- Free themes tend to look similar, so your site won’t stand out as much.
- Free themes have limited functions.
- Paid themes provide customer service; at best, free ones post a Q&A board.
- Paid themes are regularly updated and will notify customers about updates.
Paid WordPress and WooCommerce themes cost anywhere from $20 to $100 per year.
WooCommerce running costs: Communications, SEO, security
WooCommerce itself offers a lot of free tools — many borrowed from WordPress and adapted for WooCommerce. Extensions act like plugins for WooCommerce, allowing you to add more functions for essential services like checkout functions, payment gateways, shipping, and more. Here’s a list of ten free extensions from WooCommerce itself.
There are two services I can’t imagine overlooking for an eCommerce store:(
- Customer communications. You will want to communicate with your customers by email after they make a purchase and to send notices about promotions and coupons. MailChimp is a great tool for this. It offers a basic free package and a “growing business” one for just $10/month or $120/year. It integrates smoothly with WooCommerce and social media accounts and tracks everything from email opens to clicks to your website.

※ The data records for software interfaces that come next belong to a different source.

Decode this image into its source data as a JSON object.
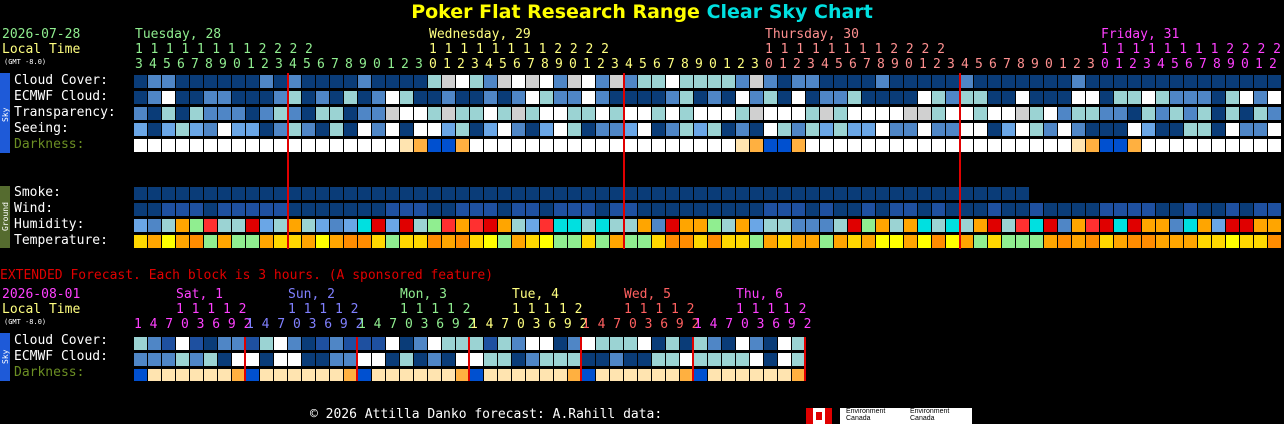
{
  "header": {
    "title_part1": "Poker Flat Research Range",
    "title_part2": "Clear Sky Chart",
    "date": "2026-07-28",
    "local_time": "Local Time",
    "gmt": "(GMT -8.0)"
  },
  "days": [
    {
      "label": "Tuesday, 28",
      "color": "#90ee90"
    },
    {
      "label": "Wednesday, 29",
      "color": "#ffff80"
    },
    {
      "label": "Thursday, 30",
      "color": "#ff9090"
    },
    {
      "label": "Friday, 31",
      "color": "#ff40ff"
    }
  ],
  "hours_row1": "1 1 1 1 1 1 1 1 2 2 2 2",
  "sky_rows": [
    "Cloud Cover:",
    "ECMWF Cloud:",
    "Transparency:",
    "Seeing:",
    "Darkness:"
  ],
  "ground_rows": [
    "Smoke:",
    "Wind:",
    "Humidity:",
    "Temperature:"
  ],
  "sky_tag": "Sky",
  "ground_tag": "Ground",
  "extended": {
    "notice": "EXTENDED Forecast. Each block is 3 hours. (A sponsored feature)",
    "date": "2026-08-01",
    "local_time": "Local Time",
    "gmt": "(GMT -8.0)",
    "days": [
      {
        "label": "Sat, 1",
        "color": "#ff40ff"
      },
      {
        "label": "Sun, 2",
        "color": "#8080ff"
      },
      {
        "label": "Mon, 3",
        "color": "#90ee90"
      },
      {
        "label": "Tue, 4",
        "color": "#ffff80"
      },
      {
        "label": "Wed, 5",
        "color": "#ff6060"
      },
      {
        "label": "Thu, 6",
        "color": "#ff40ff"
      }
    ],
    "hours_top": "1 1 1 1 2",
    "hours_bottom": "1 4 7 0 3 6 9 2",
    "rows": [
      "Cloud Cover:",
      "ECMWF Cloud:",
      "Darkness:"
    ]
  },
  "footer": {
    "text": "© 2026 Attilla Danko  forecast: A.Rahill  data:",
    "logo_line1": "Environment",
    "logo_line2": "Canada"
  },
  "colors": {
    "cloud_clear": "#0a3c78",
    "cloud_mid": "#4f86c6",
    "cloud_light": "#9bd3d3",
    "cloud_white": "#ffffff",
    "seeing_good": "#6aa6e6",
    "dark_day": "#ffffff",
    "dark_twilight": "#ffe4b0",
    "dark_night": "#0050d0",
    "red_line": "#e00000"
  }
}
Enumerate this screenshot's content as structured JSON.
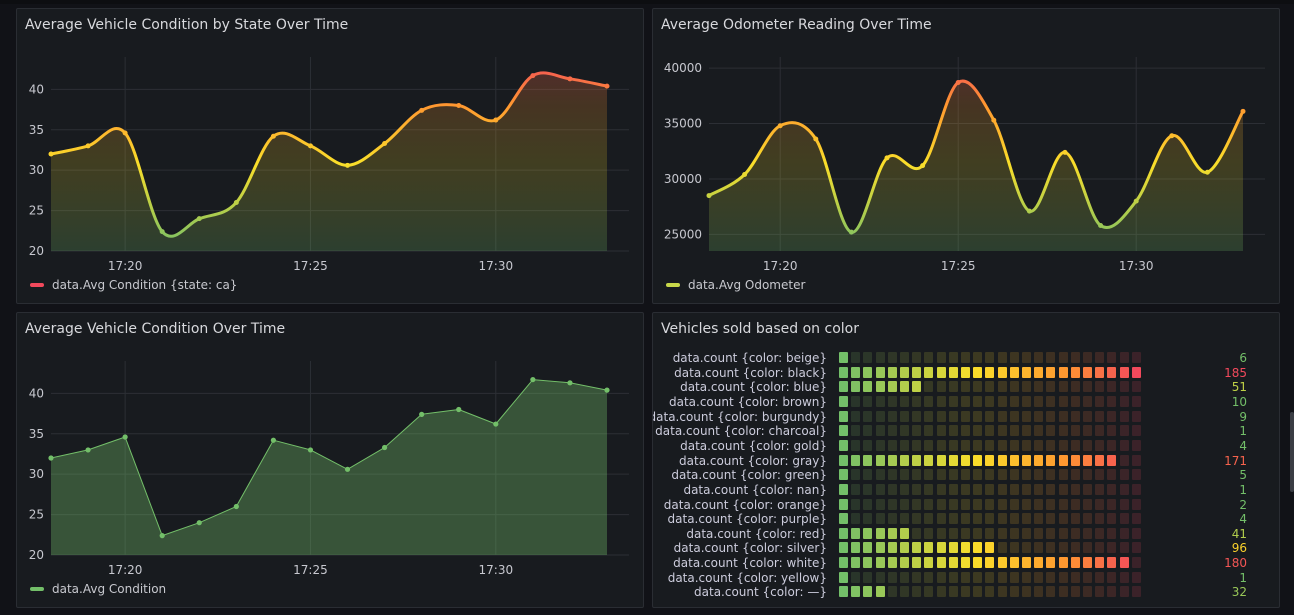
{
  "colors": {
    "green": "#73bf69",
    "yellow": "#fade2a",
    "orange": "#ff9830",
    "red": "#f2495c"
  },
  "panels": {
    "cond_state": {
      "title": "Average Vehicle Condition by State Over Time",
      "legend": "data.Avg Condition {state: ca}"
    },
    "odometer": {
      "title": "Average Odometer Reading Over Time",
      "legend": "data.Avg Odometer"
    },
    "cond": {
      "title": "Average Vehicle Condition Over Time",
      "legend": "data.Avg Condition"
    },
    "colors_sold": {
      "title": "Vehicles sold based on color"
    }
  },
  "chart_data": [
    {
      "type": "line",
      "title": "Average Vehicle Condition by State Over Time",
      "x": [
        "17:18",
        "17:19",
        "17:20",
        "17:21",
        "17:22",
        "17:23",
        "17:24",
        "17:25",
        "17:26",
        "17:27",
        "17:28",
        "17:29",
        "17:30",
        "17:31",
        "17:32",
        "17:33"
      ],
      "x_ticks": [
        "17:20",
        "17:25",
        "17:30"
      ],
      "series": [
        {
          "name": "data.Avg Condition {state: ca}",
          "values": [
            32,
            33,
            34.6,
            22.4,
            24,
            26,
            34.2,
            33,
            30.6,
            33.3,
            37.4,
            38,
            36.2,
            41.7,
            41.3,
            40.4
          ]
        }
      ],
      "ylim": [
        20,
        44
      ],
      "y_ticks": [
        20,
        25,
        30,
        35,
        40
      ],
      "line_style": "smooth",
      "color_scheme": "green-yellow-red gradient",
      "grid": true,
      "legend": "bottom-left"
    },
    {
      "type": "line",
      "title": "Average Odometer Reading Over Time",
      "x": [
        "17:18",
        "17:19",
        "17:20",
        "17:21",
        "17:22",
        "17:23",
        "17:24",
        "17:25",
        "17:26",
        "17:27",
        "17:28",
        "17:29",
        "17:30",
        "17:31",
        "17:32",
        "17:33"
      ],
      "x_ticks": [
        "17:20",
        "17:25",
        "17:30"
      ],
      "series": [
        {
          "name": "data.Avg Odometer",
          "values": [
            28500,
            30400,
            34800,
            33600,
            25200,
            31900,
            31200,
            38700,
            35300,
            27100,
            32400,
            25800,
            28000,
            33900,
            30600,
            36100
          ]
        }
      ],
      "ylim": [
        23500,
        41000
      ],
      "y_ticks": [
        25000,
        30000,
        35000,
        40000
      ],
      "line_style": "smooth",
      "color_scheme": "green-yellow-red gradient",
      "grid": true,
      "legend": "bottom-left"
    },
    {
      "type": "line",
      "title": "Average Vehicle Condition Over Time",
      "x": [
        "17:18",
        "17:19",
        "17:20",
        "17:21",
        "17:22",
        "17:23",
        "17:24",
        "17:25",
        "17:26",
        "17:27",
        "17:28",
        "17:29",
        "17:30",
        "17:31",
        "17:32",
        "17:33"
      ],
      "x_ticks": [
        "17:20",
        "17:25",
        "17:30"
      ],
      "series": [
        {
          "name": "data.Avg Condition",
          "values": [
            32,
            33,
            34.6,
            22.4,
            24,
            26,
            34.2,
            33,
            30.6,
            33.3,
            37.4,
            38,
            36.2,
            41.7,
            41.3,
            40.4
          ]
        }
      ],
      "ylim": [
        20,
        44
      ],
      "y_ticks": [
        20,
        25,
        30,
        35,
        40
      ],
      "line_style": "straight",
      "color": "#73bf69",
      "grid": true,
      "legend": "bottom-left"
    },
    {
      "type": "bar",
      "orientation": "horizontal",
      "display_mode": "retro LCD",
      "title": "Vehicles sold based on color",
      "max": 185,
      "categories": [
        "data.count {color: beige}",
        "data.count {color: black}",
        "data.count {color: blue}",
        "data.count {color: brown}",
        "data.count {color: burgundy}",
        "data.count {color: charcoal}",
        "data.count {color: gold}",
        "data.count {color: gray}",
        "data.count {color: green}",
        "data.count {color: nan}",
        "data.count {color: orange}",
        "data.count {color: purple}",
        "data.count {color: red}",
        "data.count {color: silver}",
        "data.count {color: white}",
        "data.count {color: yellow}",
        "data.count {color: —}"
      ],
      "values": [
        6,
        185,
        51,
        10,
        9,
        1,
        4,
        171,
        5,
        1,
        2,
        4,
        41,
        96,
        180,
        1,
        32
      ]
    }
  ]
}
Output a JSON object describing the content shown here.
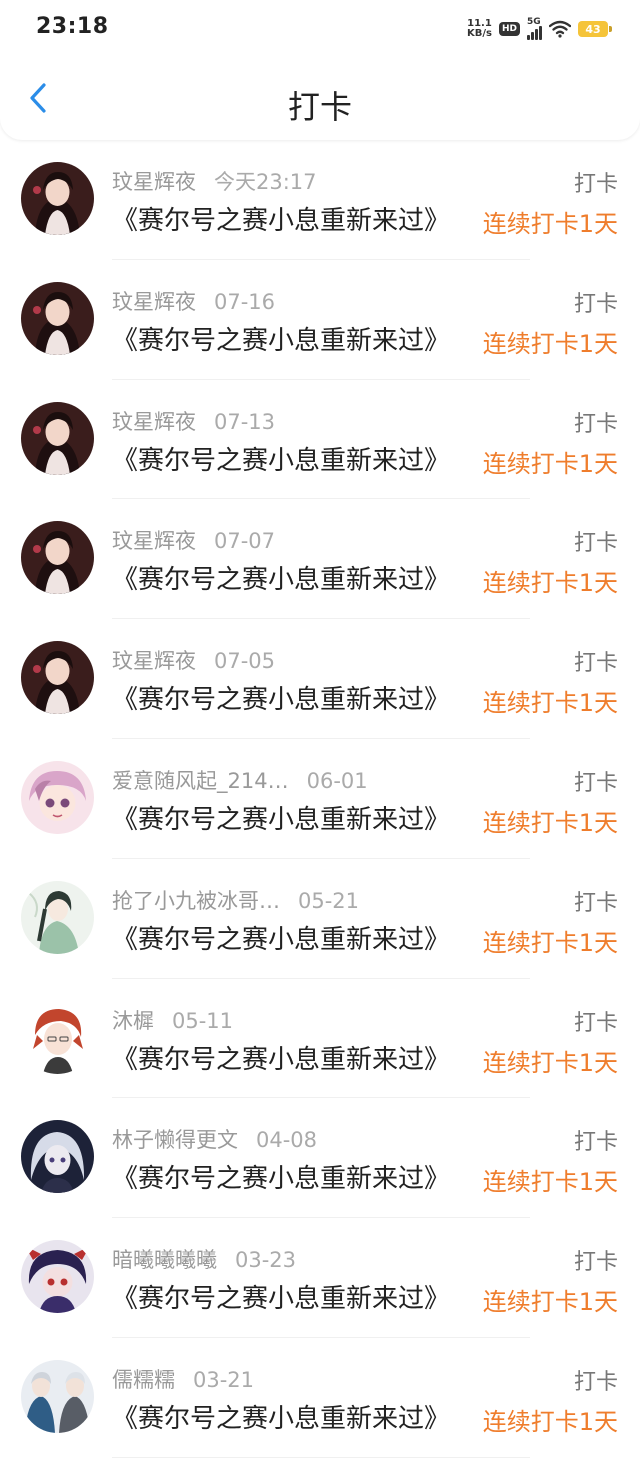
{
  "status_bar": {
    "time": "23:18",
    "net_speed_value": "11.1",
    "net_speed_unit": "KB/s",
    "hd": "HD",
    "network": "5G",
    "battery": "43",
    "battery_color": "#f5c43a"
  },
  "header": {
    "title": "打卡",
    "back_icon": "chevron-left-icon",
    "accent_color": "#2b8de8"
  },
  "streak_color": "#ef7d2c",
  "entries": [
    {
      "user": "玟星辉夜",
      "date": "今天23:17",
      "type": "打卡",
      "book": "《赛尔号之赛小息重新来过》",
      "streak": "连续打卡1天"
    },
    {
      "user": "玟星辉夜",
      "date": "07-16",
      "type": "打卡",
      "book": "《赛尔号之赛小息重新来过》",
      "streak": "连续打卡1天"
    },
    {
      "user": "玟星辉夜",
      "date": "07-13",
      "type": "打卡",
      "book": "《赛尔号之赛小息重新来过》",
      "streak": "连续打卡1天"
    },
    {
      "user": "玟星辉夜",
      "date": "07-07",
      "type": "打卡",
      "book": "《赛尔号之赛小息重新来过》",
      "streak": "连续打卡1天"
    },
    {
      "user": "玟星辉夜",
      "date": "07-05",
      "type": "打卡",
      "book": "《赛尔号之赛小息重新来过》",
      "streak": "连续打卡1天"
    },
    {
      "user": "爱意随风起_214…",
      "date": "06-01",
      "type": "打卡",
      "book": "《赛尔号之赛小息重新来过》",
      "streak": "连续打卡1天"
    },
    {
      "user": "抢了小九被冰哥…",
      "date": "05-21",
      "type": "打卡",
      "book": "《赛尔号之赛小息重新来过》",
      "streak": "连续打卡1天"
    },
    {
      "user": "沐樨",
      "date": "05-11",
      "type": "打卡",
      "book": "《赛尔号之赛小息重新来过》",
      "streak": "连续打卡1天"
    },
    {
      "user": "林子懒得更文",
      "date": "04-08",
      "type": "打卡",
      "book": "《赛尔号之赛小息重新来过》",
      "streak": "连续打卡1天"
    },
    {
      "user": "暗曦曦曦曦",
      "date": "03-23",
      "type": "打卡",
      "book": "《赛尔号之赛小息重新来过》",
      "streak": "连续打卡1天"
    },
    {
      "user": "儒糯糯",
      "date": "03-21",
      "type": "打卡",
      "book": "《赛尔号之赛小息重新来过》",
      "streak": "连续打卡1天"
    }
  ]
}
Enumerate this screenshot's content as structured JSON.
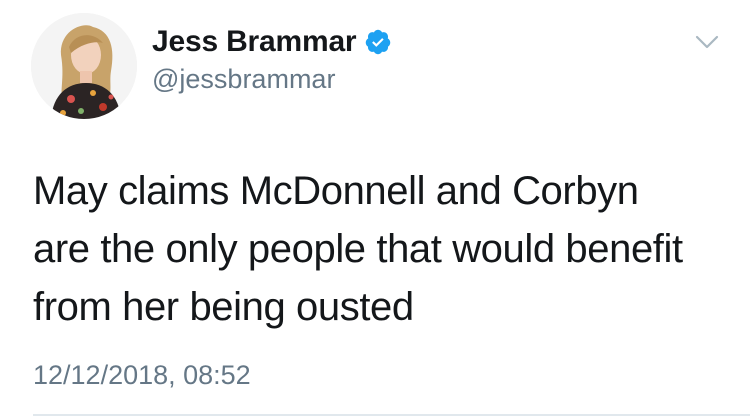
{
  "user": {
    "display_name": "Jess Brammar",
    "handle": "@jessbrammar",
    "verified": true,
    "avatar_icon": "profile-photo"
  },
  "tweet": {
    "lines": [
      "May claims McDonnell and Corbyn",
      "are the only people that would benefit",
      "from her being ousted"
    ],
    "timestamp": "12/12/2018, 08:52"
  },
  "icons": {
    "verified": "verified-badge-icon",
    "menu": "chevron-down-icon"
  },
  "colors": {
    "verified_blue": "#1da1f2",
    "secondary_text": "#657786",
    "primary_text": "#14171a"
  }
}
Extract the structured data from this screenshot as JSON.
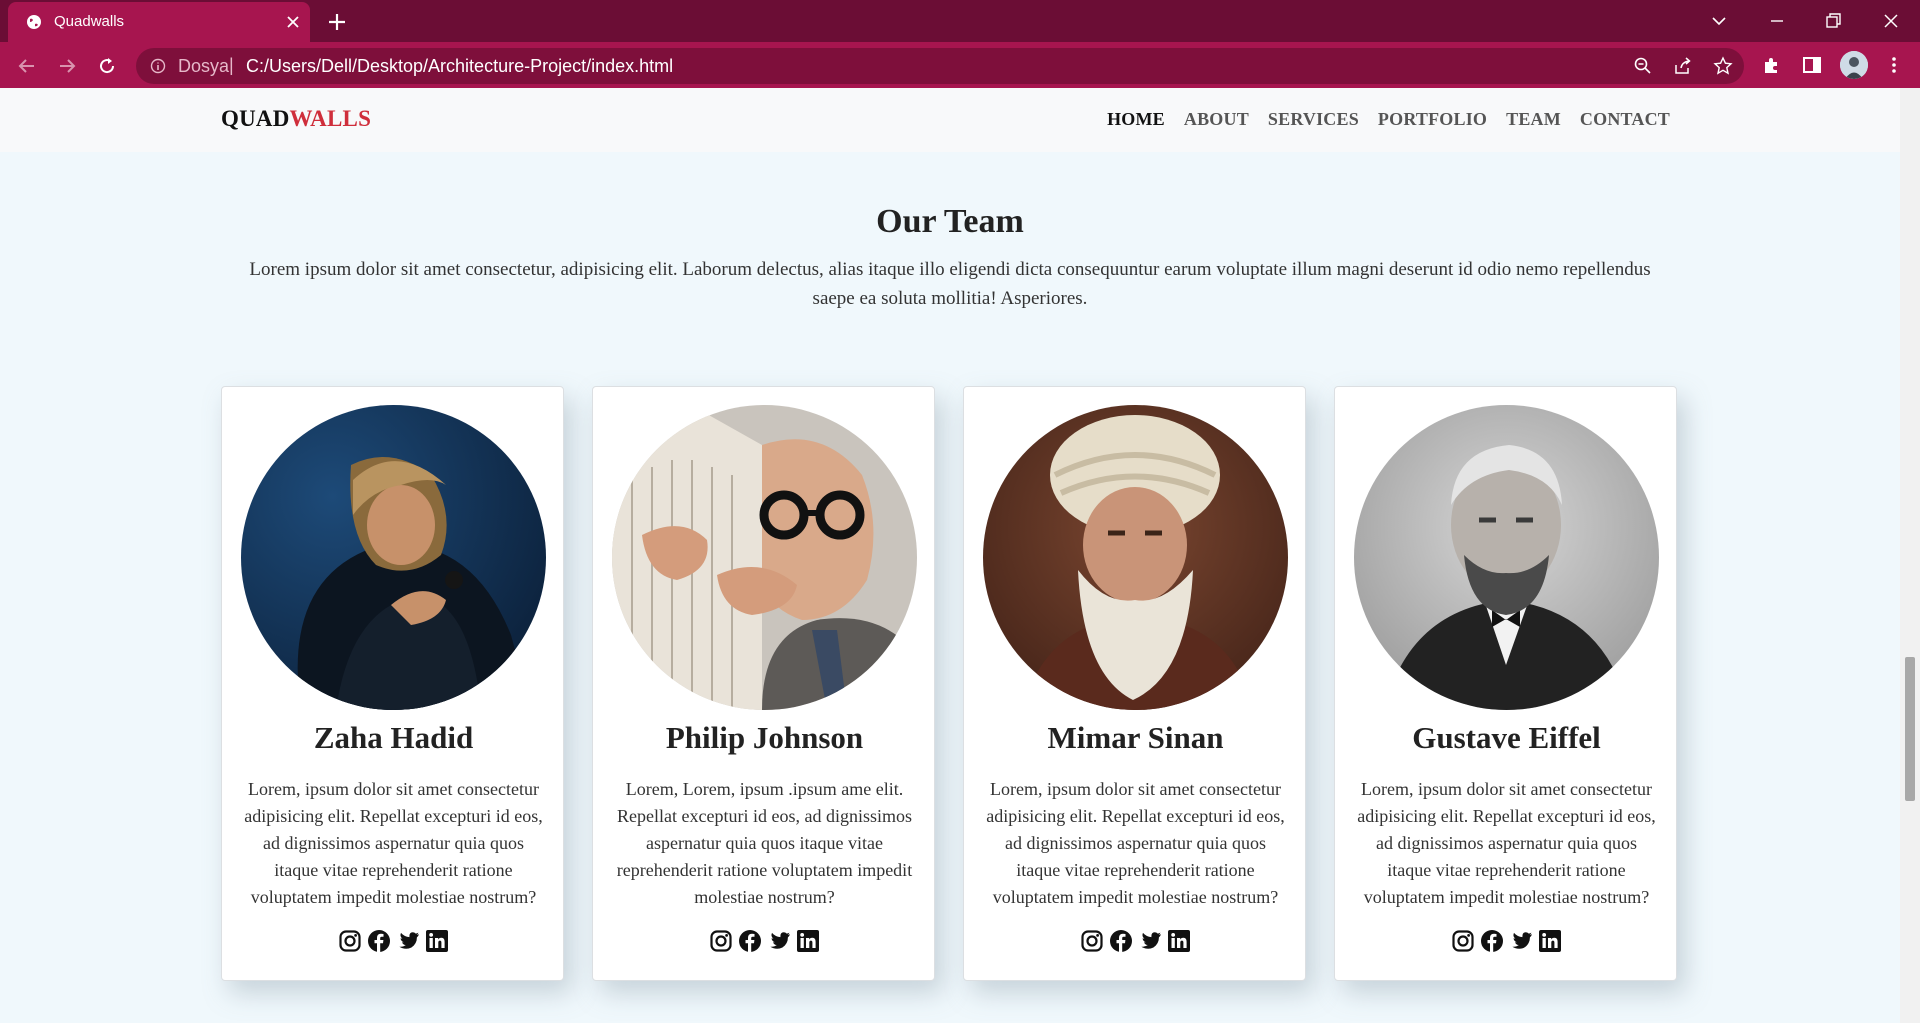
{
  "browser": {
    "tab_title": "Quadwalls",
    "url_prefix": "Dosya",
    "url_separator": "|",
    "url": "C:/Users/Dell/Desktop/Architecture-Project/index.html",
    "theme_color": "#a7154f"
  },
  "site": {
    "brand_part1": "QUAD",
    "brand_part2": "WALLS",
    "brand_accent": "#cf2e3b",
    "nav": [
      {
        "label": "HOME",
        "active": true
      },
      {
        "label": "ABOUT",
        "active": false
      },
      {
        "label": "SERVICES",
        "active": false
      },
      {
        "label": "PORTFOLIO",
        "active": false
      },
      {
        "label": "TEAM",
        "active": false
      },
      {
        "label": "CONTACT",
        "active": false
      }
    ]
  },
  "team": {
    "title": "Our Team",
    "intro": "Lorem ipsum dolor sit amet consectetur, adipisicing elit. Laborum delectus, alias itaque illo eligendi dicta consequuntur earum voluptate illum magni deserunt id odio nemo repellendus saepe ea soluta mollitia! Asperiores.",
    "members": [
      {
        "name": "Zaha Hadid",
        "bio": "Lorem, ipsum dolor sit amet consectetur adipisicing elit. Repellat excepturi id eos, ad dignissimos aspernatur quia quos itaque vitae reprehenderit ratione voluptatem impedit molestiae nostrum?",
        "photo": "portrait-zaha-hadid"
      },
      {
        "name": "Philip Johnson",
        "bio": "Lorem, Lorem, ipsum .ipsum ame elit. Repellat excepturi id eos, ad dignissimos aspernatur quia quos itaque vitae reprehenderit ratione voluptatem impedit molestiae nostrum?",
        "photo": "portrait-philip-johnson"
      },
      {
        "name": "Mimar Sinan",
        "bio": "Lorem, ipsum dolor sit amet consectetur adipisicing elit. Repellat excepturi id eos, ad dignissimos aspernatur quia quos itaque vitae reprehenderit ratione voluptatem impedit molestiae nostrum?",
        "photo": "portrait-mimar-sinan"
      },
      {
        "name": "Gustave Eiffel",
        "bio": "Lorem, ipsum dolor sit amet consectetur adipisicing elit. Repellat excepturi id eos, ad dignissimos aspernatur quia quos itaque vitae reprehenderit ratione voluptatem impedit molestiae nostrum?",
        "photo": "portrait-gustave-eiffel"
      }
    ],
    "social_icons": [
      "instagram-icon",
      "facebook-icon",
      "twitter-icon",
      "linkedin-icon"
    ]
  }
}
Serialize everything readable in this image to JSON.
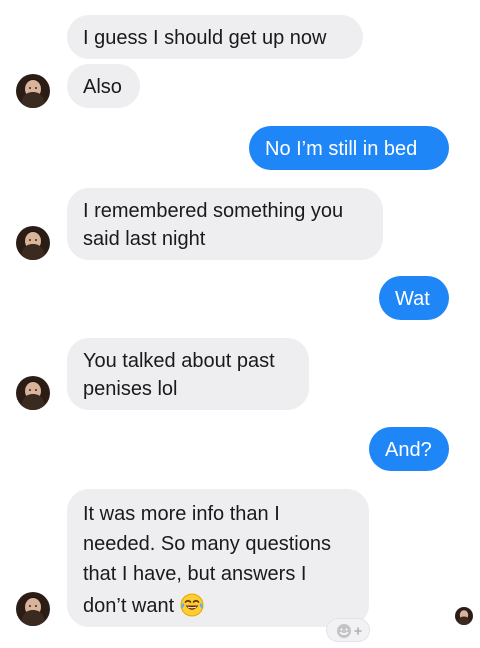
{
  "messages": [
    {
      "side": "incoming",
      "text": "I guess I should get up now"
    },
    {
      "side": "incoming",
      "text": "Also"
    },
    {
      "side": "outgoing",
      "text": "No I’m still in bed"
    },
    {
      "side": "incoming",
      "lines": [
        "I remembered something you",
        "said last night"
      ]
    },
    {
      "side": "outgoing",
      "text": "Wat"
    },
    {
      "side": "incoming",
      "lines": [
        "You talked about past",
        "penises lol"
      ]
    },
    {
      "side": "outgoing",
      "text": "And?"
    },
    {
      "side": "incoming",
      "lines": [
        "It was more info than I",
        "needed. So many questions",
        "that I have, but answers I",
        "don’t want"
      ],
      "emoji": "face-with-tears-of-joy"
    }
  ],
  "icons": {
    "contact_avatar": "contact-avatar",
    "read_receipt": "read-receipt-avatar",
    "add_reaction": "add-reaction-icon"
  },
  "colors": {
    "incoming_bubble": "#eeeef0",
    "outgoing_bubble": "#1f86f7",
    "incoming_text": "#1a1a1a",
    "outgoing_text": "#ffffff"
  }
}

- Search engine optimization (SEO) tools like Yoast and All In One SEO provide guidance that help your writers get an edge on this key factor. Yoast costs $49/year while All in One is slightly higher at $58/year.
Site security is another issue. If you’re running your site on a shared host, it’s advisable to install a security extension just in case. The vast majority of hosts are very security-conscious, but there’s no harm adding an extra layer. Services to check out include Sucuri and SiteLock. Sucuri costs $25/month (but bills annually, you’ll be charged $300). SiteLock has different plans but doesn’t publish them, so you’ll have to contact them for details. They offer a free security tool to BlueHost customers, and will heavily discount upgrades to them as well.
BlueHost also recommends Jetpack, which has eCommerce-specific features including basic security functions, like protection from brute force attacks, and automatic updates. Its paid services includes additional security: automated malware scanning and security fixes, as well as daily or real-time Backups. Jetpack’s Premium package for small businesses costs $100/year and includes many other website tools outside the security arena.
SEO: $49 per year
Security: $100 and up
WooCommerce officially endorses several free extensions. Most of them deal with payment processing, but others focus on shipping, dashboards/analytics, and integration with other tools.
Additional spending: Customer experience enhancement
You could try adding product page features or cart and checkout enhancements, or make changes to your merchandizing and search and navigation. Marketing and how to make your next sale are deep topics, but as start, read more about live chat and eCommerce automation.
Other popular customer-facing services include:
- Wishlists that store items for a set amount of time, starting at $79 per year.
- Abandoned cart remarketing, available from Jilt; free trial available.
- Fast checkouts: Single-page checkout extension starts at $79 per year.
- Loyalty programs.
It’s possible to ‘overdo it’ with WooCommerce by adding too many bells and whistles. Loading up your website with extensions might slow down your website, which is worth keeping an eye on; even the smallest of delays might cost you a sale.
Ultimately, the amount you spend on your WooCommerce site depends on how you balance your budget with tools to save you time with customer satisfaction. These aren’t always easy choices to make!
Customize your store, customize your budget
Wrapping it up: the nutshell on WooCommerce costs is that it really is flexible, and up to you. If you’re on a really tight budget, you can create a high-functioning WooCommerce site for as little as $1,000.
Or you can customize it and spend considerably more. We’d love to hear from you in the comments how you setup your store.
We’re nearly at the end of this introductory series — tomorrow we cover how to setup a new WooCommerce store as the final piece.